It supports mainstream deep learning frameworks such as TensorFlow, PyTorch and PaddlePaddle. Tensor Engine and its operators are Huawei's equivalent of NVIDIA cuDNN, a library that makes CUDA accessible to AI developers. MindSpore is Huawei's own unified training/inference framework architected to be design-friendly, operations-friendly that's adaptable to multiple scenarios. It includes core subsystems, such as a model library, graph compute, and tuning toolkit; a unified, distributed architecture for machine learning, deep learning, and reinforcement learning; a flexible program interface along with support for multiple languages. MindSpore is highly optimized for Ascend chips. It takes advantage of the hardware innovations that went into the design of the AI chips.
We treat athletes as if they are real-life superheroes that overcome physical challenges to achieve greatness in their respective sports. Today's athletes are physically faster, stronger and more agile than the generation before, but something is wrong. We have not made the same progress in improving athletes' mental skills and health as we have physical skills and health. The focus of any individual or team sport is to maximize player performance. In our sports culture, we are obsessed with team and player statistics using traditional measures in each sport.
A team of scientists is now applying the power of artificial intelligence (AI) and high-performance supercomputers to accelerate efforts to analyze the increasingly massive datasets produced by ongoing and future cosmological surveys. In a new study, researchers from NCSA and Argonne have developed a novel combination of deep learning methods to provide a highly accurate approach to classifying hundreds of millions of unlabeled galaxies. The team's findings were published in Physics Letters B. "The NCSA Gravity Group initiated, and continues to spearhead, the use of deep learning at scale for gravitational wave astrophysics. We have expanded our research portfolio to address a computational grand challenge in cosmology, innovating the use of several deep learning methods in combination with high-performance computing (HPC)," said Eliu Huerta, NCSA Gravity Group Lead. "Our work also showcases how the interoperability of NSF and DOE supercomputing resources can be used to accelerate science."

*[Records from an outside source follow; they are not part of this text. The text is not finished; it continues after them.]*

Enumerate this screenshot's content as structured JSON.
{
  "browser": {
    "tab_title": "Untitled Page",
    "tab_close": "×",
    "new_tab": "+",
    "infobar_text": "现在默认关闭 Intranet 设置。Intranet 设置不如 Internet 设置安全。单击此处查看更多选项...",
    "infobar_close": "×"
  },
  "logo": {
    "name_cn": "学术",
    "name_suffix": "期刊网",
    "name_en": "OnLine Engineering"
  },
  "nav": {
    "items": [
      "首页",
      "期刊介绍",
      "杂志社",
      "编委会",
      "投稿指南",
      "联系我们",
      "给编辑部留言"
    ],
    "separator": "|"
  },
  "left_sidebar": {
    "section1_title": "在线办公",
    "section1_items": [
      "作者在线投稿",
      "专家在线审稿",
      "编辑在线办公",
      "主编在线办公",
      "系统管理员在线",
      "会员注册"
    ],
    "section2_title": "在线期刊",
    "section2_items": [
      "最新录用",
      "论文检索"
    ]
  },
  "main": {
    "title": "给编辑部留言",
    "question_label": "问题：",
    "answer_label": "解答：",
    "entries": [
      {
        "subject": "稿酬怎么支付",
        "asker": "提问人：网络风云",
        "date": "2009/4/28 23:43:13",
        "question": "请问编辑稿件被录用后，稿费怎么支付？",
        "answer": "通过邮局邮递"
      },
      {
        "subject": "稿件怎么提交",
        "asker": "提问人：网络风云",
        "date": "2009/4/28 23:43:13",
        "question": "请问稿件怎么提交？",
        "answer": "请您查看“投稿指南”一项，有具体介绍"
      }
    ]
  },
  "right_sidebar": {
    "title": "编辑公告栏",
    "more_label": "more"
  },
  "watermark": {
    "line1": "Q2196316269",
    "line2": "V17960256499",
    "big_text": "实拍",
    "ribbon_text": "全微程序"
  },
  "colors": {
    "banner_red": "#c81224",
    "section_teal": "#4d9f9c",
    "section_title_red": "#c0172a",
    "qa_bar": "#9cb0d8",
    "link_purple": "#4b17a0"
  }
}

One of the hot trends in artificial intelligence (AI) revolves around the use of deep learning (DL) technologies for image and video classification. These AI-driven applications use computer vision to classify or categorize an image or video file on the basis on its visual content. So, what is deep learning? In a few words, DL is a subset of machine learning (ML), and one of the key building blocks for AI solutions. It uses artificial neural networks as the underlying architecture for training algorithms, or models.
Energy-Based Models(EBM) is one of the most promising areas of deep learning that hasn't seen a tremendous level of adoption yet. Conceptually, EBMs are a form of generative modeling that learns the key characteristics of a target dataset and tries to generate similar datasets. While EBMs results appealing because of its simplicity they have experienced many challenges when applied in real world applications. Recently, AI-powerhouse OpenAI published a new research paper that explores a new technique to create EBM model that can scale across complex deep learning topologies. EBMs are typically used in one of the most complex problems of real world deep learning solutions: generating quality training datasets.